:: Task ::
Repeat the entries exactly, and do not carry the pictures over.

Entries taken from a collection:
********

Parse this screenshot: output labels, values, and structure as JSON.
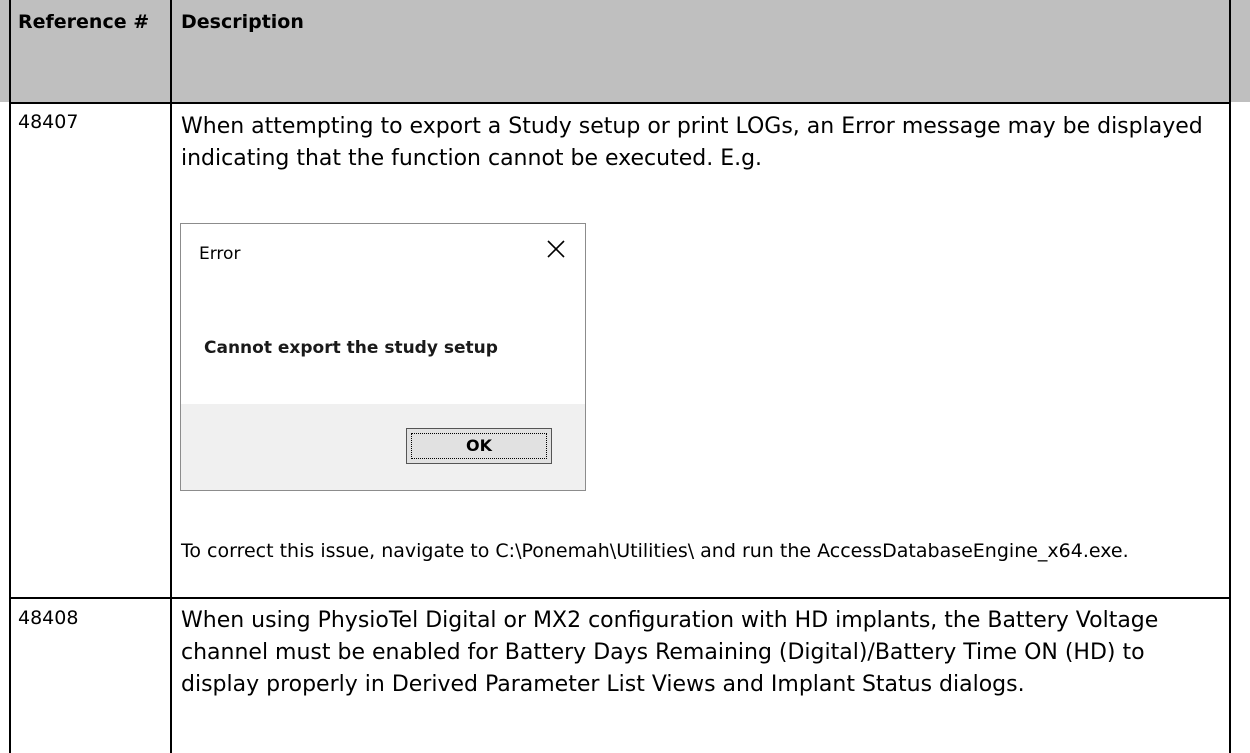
{
  "table": {
    "header": {
      "reference": "Reference #",
      "description": "Description"
    },
    "rows": [
      {
        "reference": "48407",
        "text1": "When attempting to export a Study setup or print LOGs, an Error message may be displayed indicating that the function cannot be executed. E.g.",
        "text2": "To correct this issue, navigate to C:\\Ponemah\\Utilities\\ and run the AccessDatabaseEngine_x64.exe."
      },
      {
        "reference": "48408",
        "text1": "When using PhysioTel Digital or MX2 configuration with HD implants, the Battery Voltage channel must be enabled for Battery Days Remaining (Digital)/Battery Time ON (HD) to display properly in Derived Parameter List Views and Implant Status dialogs."
      }
    ]
  },
  "dialog": {
    "title": "Error",
    "message": "Cannot export the study setup",
    "ok_label": "OK",
    "close_icon": "close-icon"
  }
}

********

:: Exercise solution ::
Parse this screenshot: output labels, values, and structure as JSON.
{
  "table": {
    "header": {
      "reference": "Reference #",
      "description": "Description"
    },
    "rows": [
      {
        "reference": "48407",
        "text1": "When attempting to export a Study setup or print LOGs, an Error message may be displayed indicating that the function cannot be executed. E.g.",
        "text2": "To correct this issue, navigate to C:\\Ponemah\\Utilities\\ and run the AccessDatabaseEngine_x64.exe."
      },
      {
        "reference": "48408",
        "text1": "When using PhysioTel Digital or MX2 configuration with HD implants, the Battery Voltage channel must be enabled for Battery Days Remaining (Digital)/Battery Time ON (HD) to display properly in Derived Parameter List Views and Implant Status dialogs."
      }
    ]
  },
  "dialog": {
    "title": "Error",
    "message": "Cannot export the study setup",
    "ok_label": "OK",
    "close_icon": "close-icon"
  }
}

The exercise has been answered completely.